» **Exercise details**
Gather each line of the records where "Size" appears.

» **Available data**
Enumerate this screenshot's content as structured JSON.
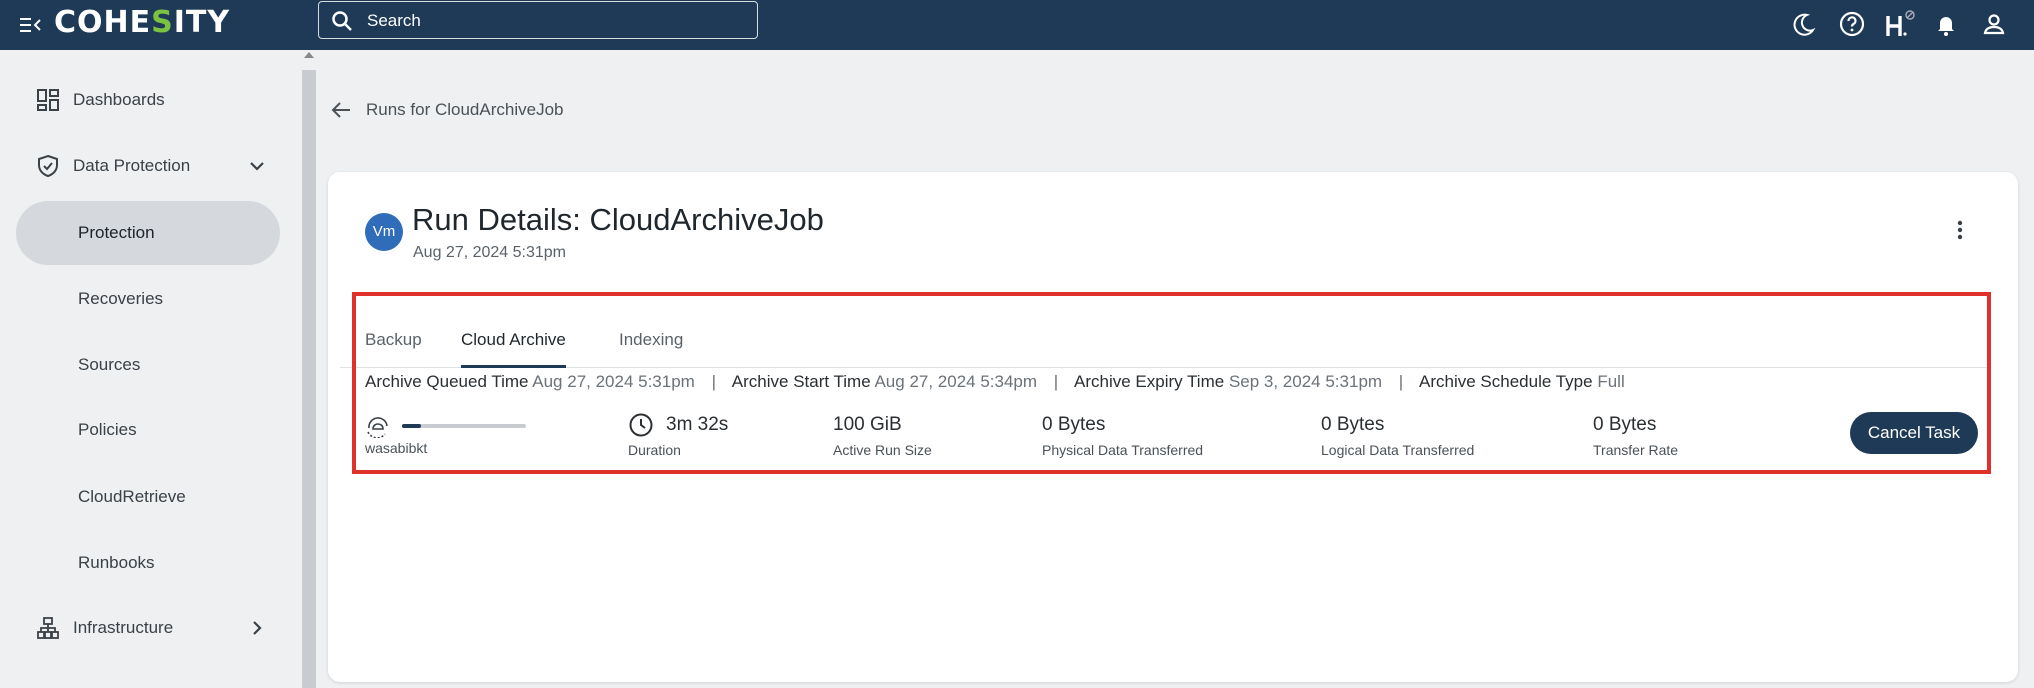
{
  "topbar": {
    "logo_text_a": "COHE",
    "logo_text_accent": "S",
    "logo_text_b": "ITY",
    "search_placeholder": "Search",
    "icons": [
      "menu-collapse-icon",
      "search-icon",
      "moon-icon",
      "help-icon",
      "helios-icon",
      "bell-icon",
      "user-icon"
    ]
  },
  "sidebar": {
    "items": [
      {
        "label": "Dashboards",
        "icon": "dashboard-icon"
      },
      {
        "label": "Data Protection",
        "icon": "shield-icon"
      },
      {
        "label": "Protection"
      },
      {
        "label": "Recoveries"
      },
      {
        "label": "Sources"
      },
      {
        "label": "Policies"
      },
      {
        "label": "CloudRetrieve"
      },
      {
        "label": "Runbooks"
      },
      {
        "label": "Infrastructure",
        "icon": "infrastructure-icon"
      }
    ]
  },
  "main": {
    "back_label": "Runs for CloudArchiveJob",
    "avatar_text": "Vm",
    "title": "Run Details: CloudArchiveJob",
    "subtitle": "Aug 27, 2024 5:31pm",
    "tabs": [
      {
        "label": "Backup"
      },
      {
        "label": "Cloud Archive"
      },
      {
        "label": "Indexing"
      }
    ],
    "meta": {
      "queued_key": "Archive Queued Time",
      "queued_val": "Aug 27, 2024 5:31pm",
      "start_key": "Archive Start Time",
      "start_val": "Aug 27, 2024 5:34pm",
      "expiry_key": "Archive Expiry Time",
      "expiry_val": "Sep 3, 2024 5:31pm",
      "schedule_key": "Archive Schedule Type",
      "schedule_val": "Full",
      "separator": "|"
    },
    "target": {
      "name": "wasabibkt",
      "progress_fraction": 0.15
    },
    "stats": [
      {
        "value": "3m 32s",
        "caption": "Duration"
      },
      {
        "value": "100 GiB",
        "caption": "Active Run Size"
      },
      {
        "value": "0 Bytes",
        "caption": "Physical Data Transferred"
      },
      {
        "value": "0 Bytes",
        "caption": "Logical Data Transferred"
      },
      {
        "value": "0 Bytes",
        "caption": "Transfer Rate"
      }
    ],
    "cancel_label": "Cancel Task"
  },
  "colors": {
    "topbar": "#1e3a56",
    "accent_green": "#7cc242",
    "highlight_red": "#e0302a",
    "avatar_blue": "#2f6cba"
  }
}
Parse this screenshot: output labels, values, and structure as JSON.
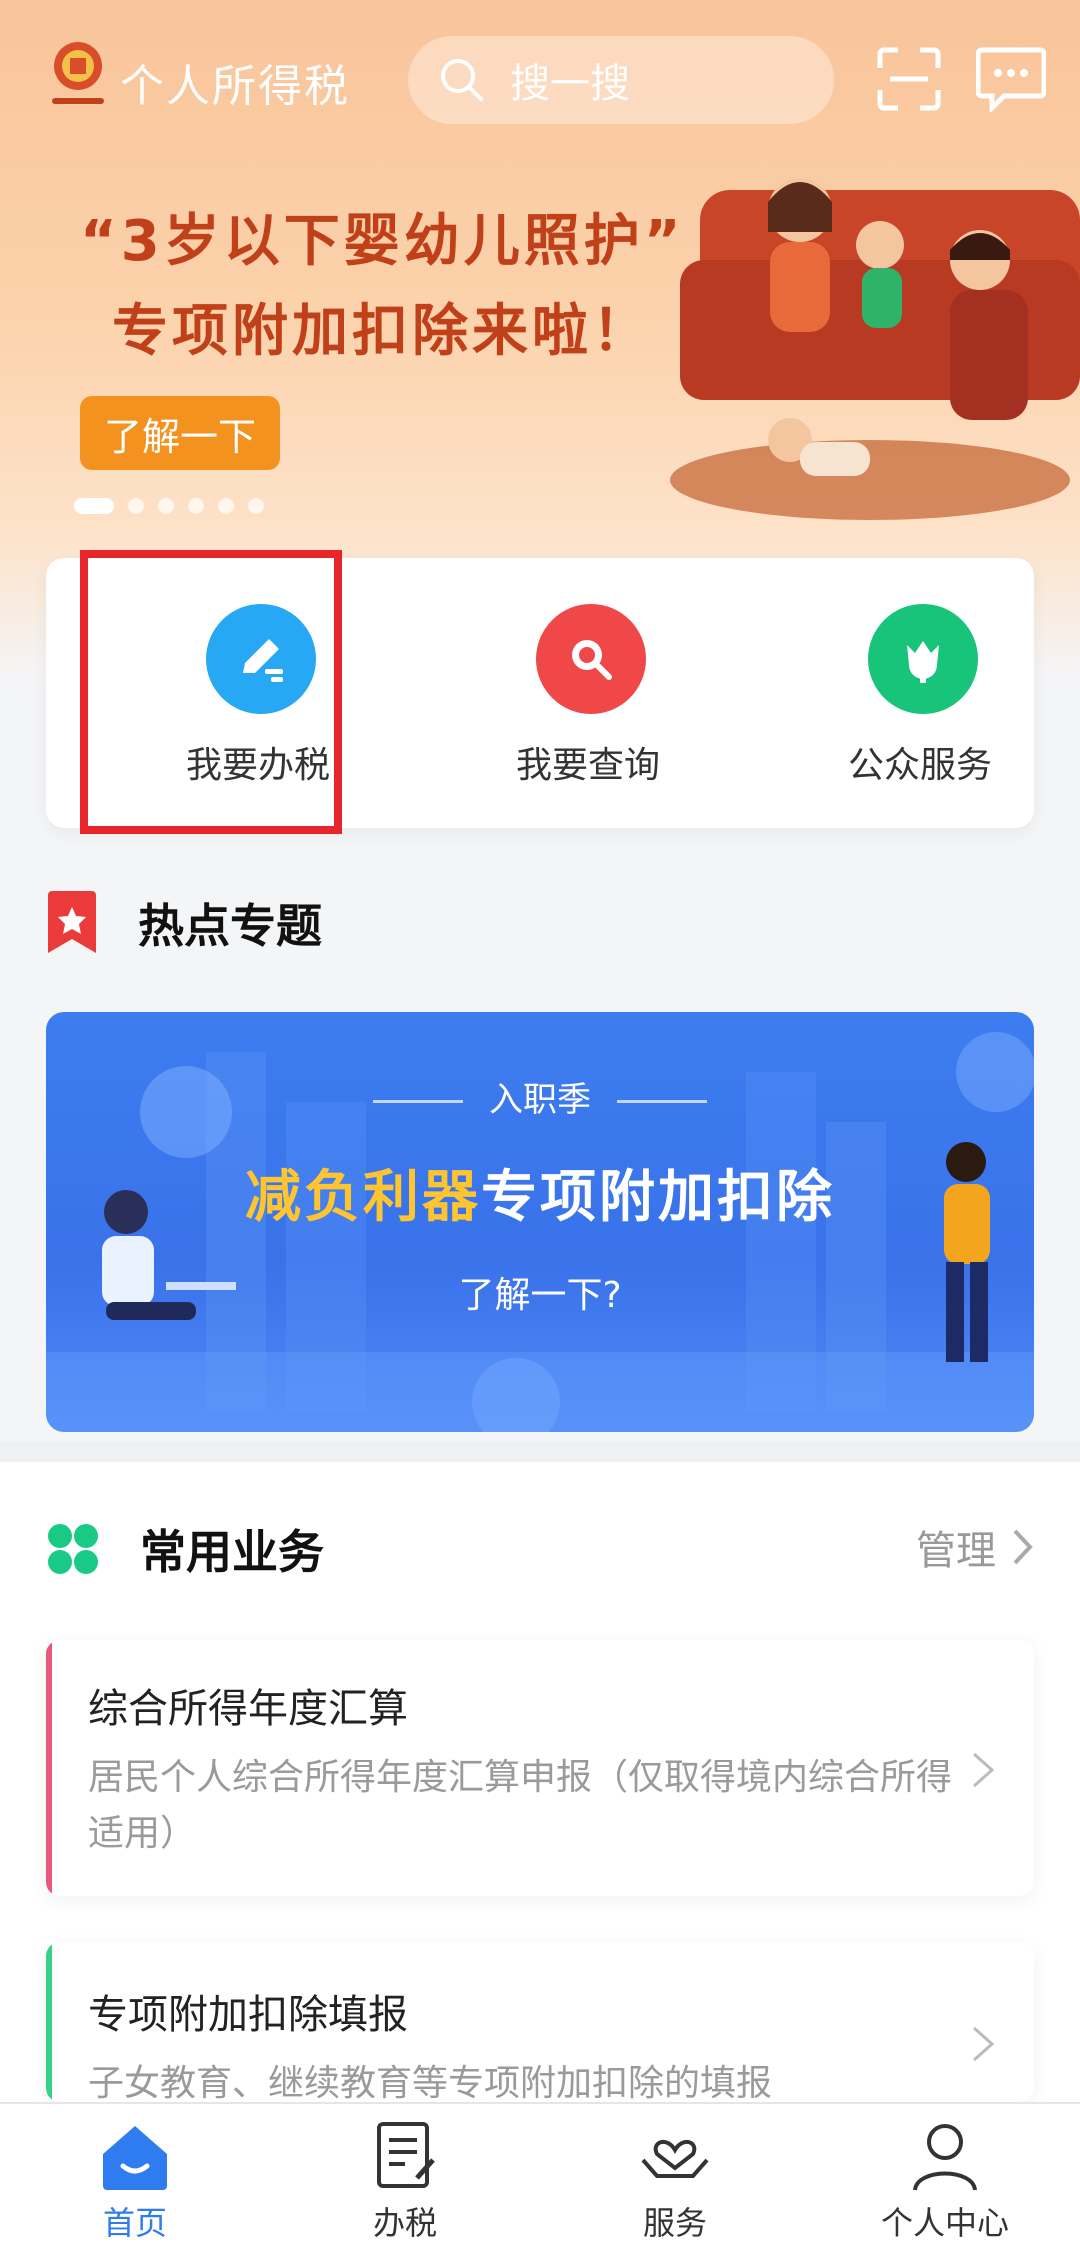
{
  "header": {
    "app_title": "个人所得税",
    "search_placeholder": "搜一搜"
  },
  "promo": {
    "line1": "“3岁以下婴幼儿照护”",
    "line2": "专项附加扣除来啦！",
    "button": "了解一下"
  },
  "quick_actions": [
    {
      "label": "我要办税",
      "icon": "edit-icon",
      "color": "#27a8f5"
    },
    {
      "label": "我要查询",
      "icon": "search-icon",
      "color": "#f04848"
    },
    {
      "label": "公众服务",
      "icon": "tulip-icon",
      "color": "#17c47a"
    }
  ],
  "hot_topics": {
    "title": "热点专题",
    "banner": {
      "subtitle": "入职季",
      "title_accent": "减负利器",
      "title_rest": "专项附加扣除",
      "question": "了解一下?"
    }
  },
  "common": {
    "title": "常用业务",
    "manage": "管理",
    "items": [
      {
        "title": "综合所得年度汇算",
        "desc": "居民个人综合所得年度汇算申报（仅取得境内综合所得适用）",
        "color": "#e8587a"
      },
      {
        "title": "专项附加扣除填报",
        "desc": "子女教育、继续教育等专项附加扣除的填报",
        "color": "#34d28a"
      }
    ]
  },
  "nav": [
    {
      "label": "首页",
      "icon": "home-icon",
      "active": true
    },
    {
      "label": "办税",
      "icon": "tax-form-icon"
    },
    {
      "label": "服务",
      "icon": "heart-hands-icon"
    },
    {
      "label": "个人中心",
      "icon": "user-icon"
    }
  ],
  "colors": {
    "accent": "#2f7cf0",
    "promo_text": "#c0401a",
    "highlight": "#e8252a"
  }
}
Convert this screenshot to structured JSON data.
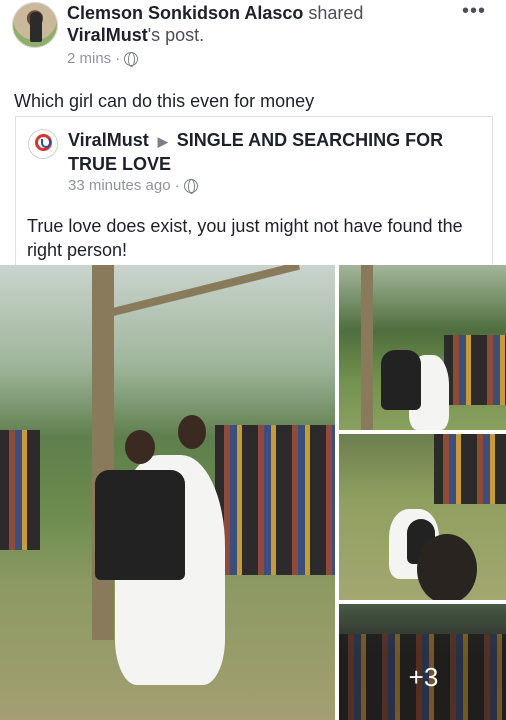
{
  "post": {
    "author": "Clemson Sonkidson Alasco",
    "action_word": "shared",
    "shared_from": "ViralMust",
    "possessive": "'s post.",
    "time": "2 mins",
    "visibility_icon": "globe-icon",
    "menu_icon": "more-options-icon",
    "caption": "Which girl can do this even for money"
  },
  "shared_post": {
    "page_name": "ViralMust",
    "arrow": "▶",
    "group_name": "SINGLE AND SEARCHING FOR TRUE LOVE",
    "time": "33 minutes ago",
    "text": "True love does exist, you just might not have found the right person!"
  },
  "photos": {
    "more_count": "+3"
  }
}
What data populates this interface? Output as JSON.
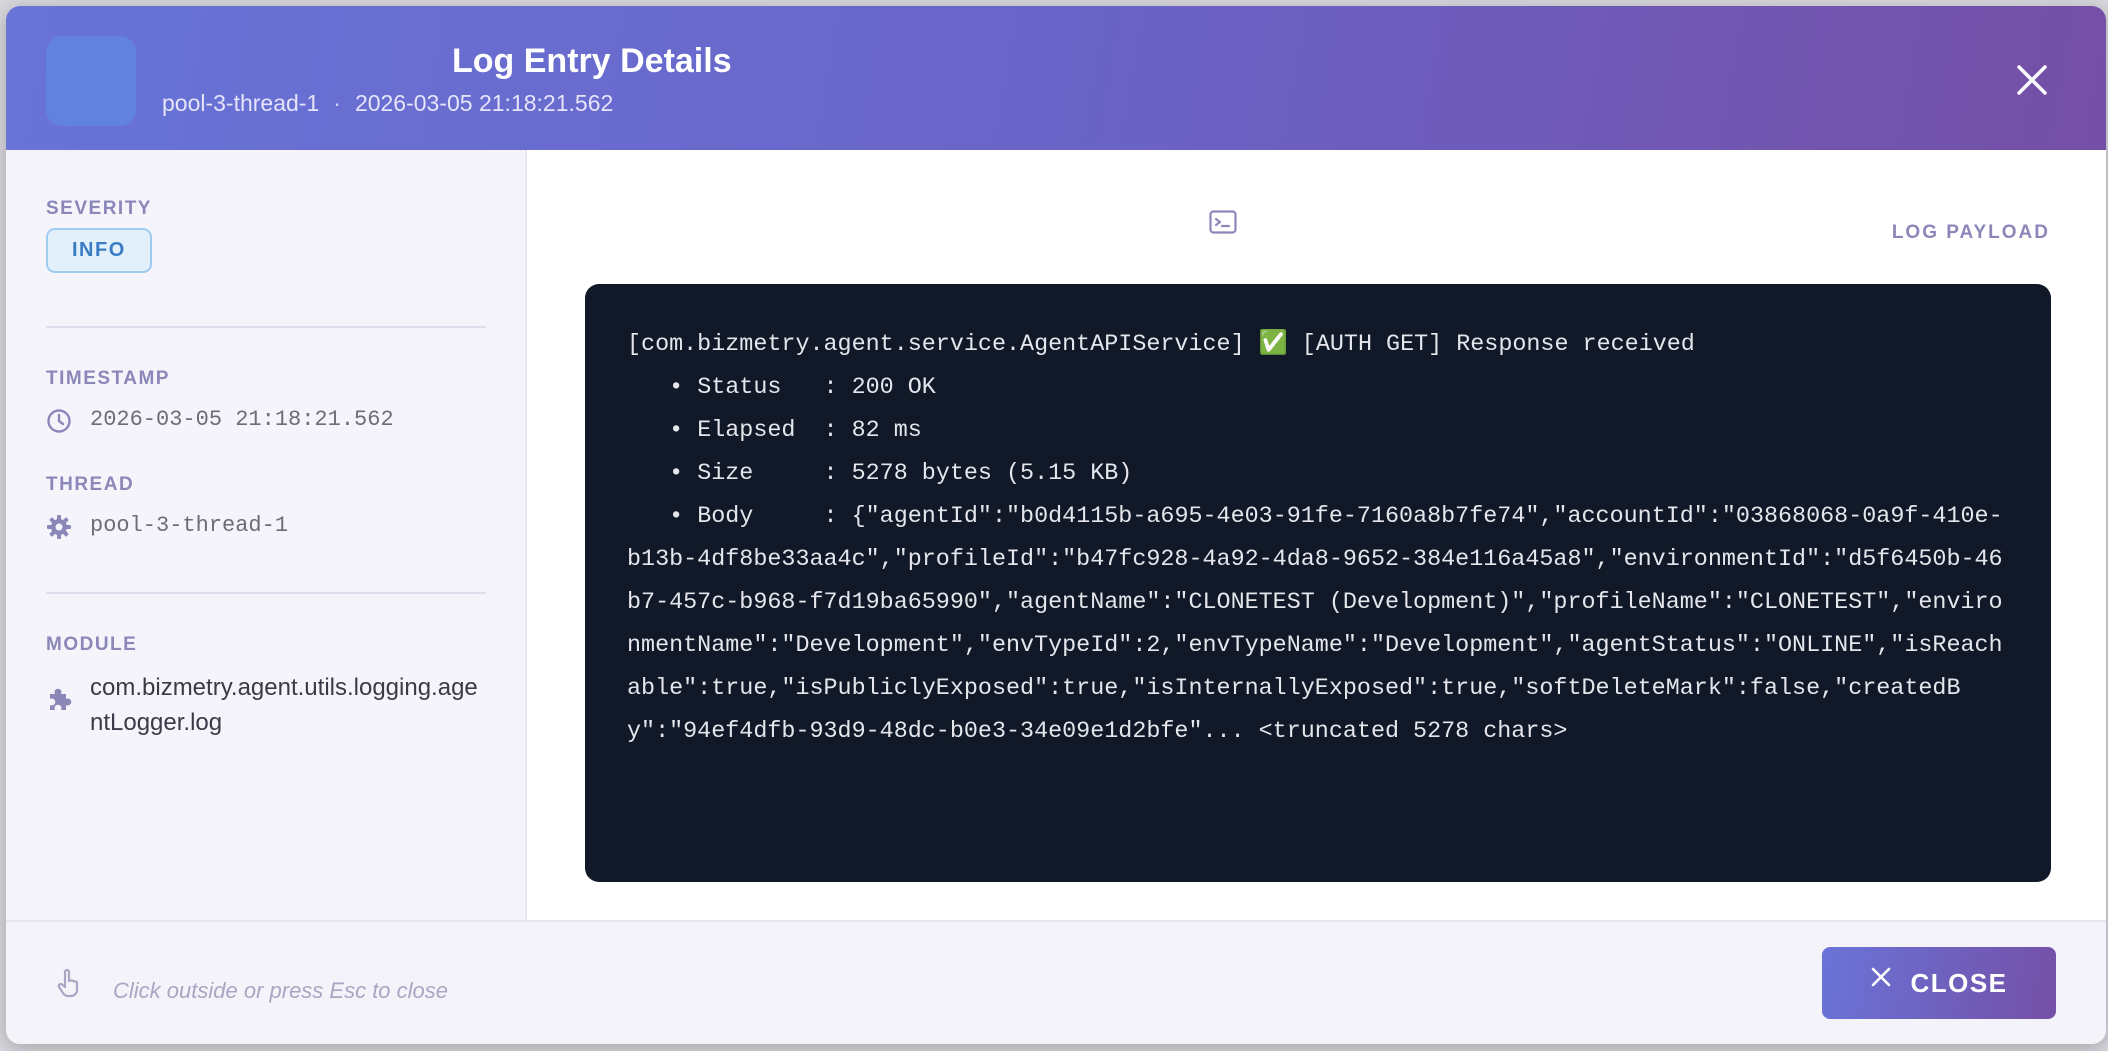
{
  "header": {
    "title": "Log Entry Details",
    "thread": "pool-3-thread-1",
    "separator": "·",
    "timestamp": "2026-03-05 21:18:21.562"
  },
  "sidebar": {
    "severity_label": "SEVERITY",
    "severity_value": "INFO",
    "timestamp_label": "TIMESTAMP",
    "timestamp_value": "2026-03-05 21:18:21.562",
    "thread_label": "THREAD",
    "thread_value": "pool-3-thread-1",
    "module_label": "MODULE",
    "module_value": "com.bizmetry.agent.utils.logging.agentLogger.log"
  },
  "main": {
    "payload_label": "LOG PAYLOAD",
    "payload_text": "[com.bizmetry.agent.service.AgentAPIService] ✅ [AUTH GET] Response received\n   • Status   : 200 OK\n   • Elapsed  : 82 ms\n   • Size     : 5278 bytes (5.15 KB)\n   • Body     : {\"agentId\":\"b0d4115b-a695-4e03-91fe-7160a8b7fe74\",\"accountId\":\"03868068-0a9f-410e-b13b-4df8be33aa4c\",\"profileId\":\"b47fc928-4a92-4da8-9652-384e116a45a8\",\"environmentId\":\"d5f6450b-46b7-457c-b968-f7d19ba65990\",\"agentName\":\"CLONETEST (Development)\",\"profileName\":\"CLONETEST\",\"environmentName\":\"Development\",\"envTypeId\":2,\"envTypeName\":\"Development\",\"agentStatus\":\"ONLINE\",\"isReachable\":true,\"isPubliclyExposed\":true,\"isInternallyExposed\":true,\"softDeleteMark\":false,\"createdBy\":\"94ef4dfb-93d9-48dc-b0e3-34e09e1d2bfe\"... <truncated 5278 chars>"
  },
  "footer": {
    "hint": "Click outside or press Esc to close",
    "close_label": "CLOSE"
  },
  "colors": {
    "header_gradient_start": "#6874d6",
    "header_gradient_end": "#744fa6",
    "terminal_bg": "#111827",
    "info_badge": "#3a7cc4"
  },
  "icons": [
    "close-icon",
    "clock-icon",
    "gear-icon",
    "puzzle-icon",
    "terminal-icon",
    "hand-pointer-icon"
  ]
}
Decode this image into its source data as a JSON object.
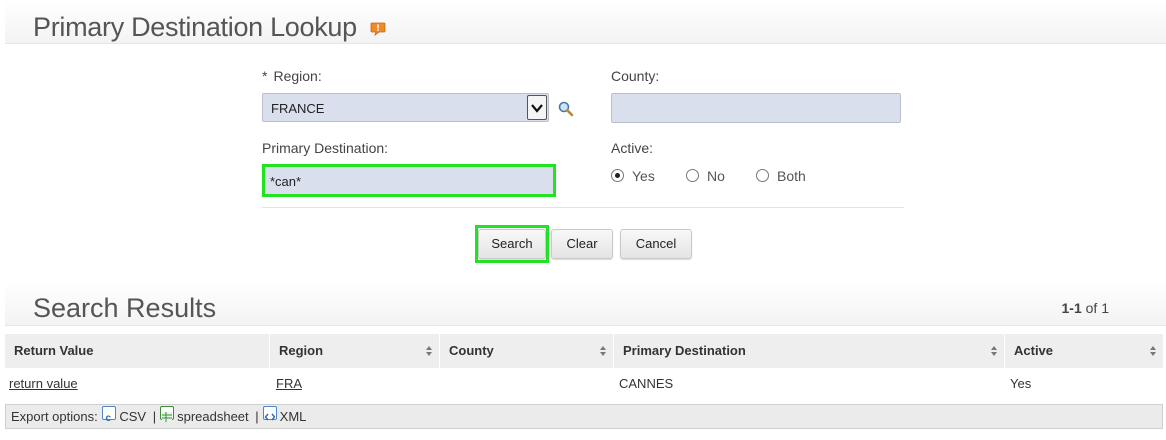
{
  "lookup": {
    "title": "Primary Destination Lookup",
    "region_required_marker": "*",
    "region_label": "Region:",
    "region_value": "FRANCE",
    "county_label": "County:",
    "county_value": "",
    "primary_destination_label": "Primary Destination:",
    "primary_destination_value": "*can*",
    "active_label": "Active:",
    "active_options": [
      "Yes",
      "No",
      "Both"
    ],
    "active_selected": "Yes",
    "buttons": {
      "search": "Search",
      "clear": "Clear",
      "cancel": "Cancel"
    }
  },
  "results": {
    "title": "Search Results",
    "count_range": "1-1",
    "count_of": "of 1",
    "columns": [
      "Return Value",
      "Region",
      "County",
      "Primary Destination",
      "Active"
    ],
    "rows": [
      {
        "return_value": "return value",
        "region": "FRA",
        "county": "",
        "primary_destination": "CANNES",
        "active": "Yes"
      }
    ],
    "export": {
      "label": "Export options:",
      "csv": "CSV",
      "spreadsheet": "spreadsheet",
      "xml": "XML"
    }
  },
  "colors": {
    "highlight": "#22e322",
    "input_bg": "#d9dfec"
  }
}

» **Answer to the problem**
        "caption": "Active Run Size"
    "payload_text": "[com.bizmetry.agent.service.AgentAPIService] ✅ [AUTH GET] Response received\n   • Status   : 200 OK\n   • Elapsed  : 82 ms\n   • Size     : 5278 bytes (5.15 KB)\n   • Body     : {\"agentId\":\"b0d4115b-a695-4e03-91fe-7160a8b7fe74\",\"accountId\":\"03868068-0a9f-410e-b13b-4df8be33aa4c\",\"profileId\":\"b47fc928-4a92-4da8-9652-384e116a45a8\",\"environmentId\":\"d5f6450b-46b7-457c-b968-f7d19ba65990\",\"agentName\":\"CLONETEST (Development)\",\"profileName\":\"CLONETEST\",\"environmentName\":\"Development\",\"envTypeId\":2,\"envTypeName\":\"Development\",\"agentStatus\":\"ONLINE\",\"isReachable\":true,\"isPubliclyExposed\":true,\"isInternallyExposed\":true,\"softDeleteMark\":false,\"createdBy\":\"94ef4dfb-93d9-48dc-b0e3-34e09e1d2bfe\"... <truncated 5278 chars>"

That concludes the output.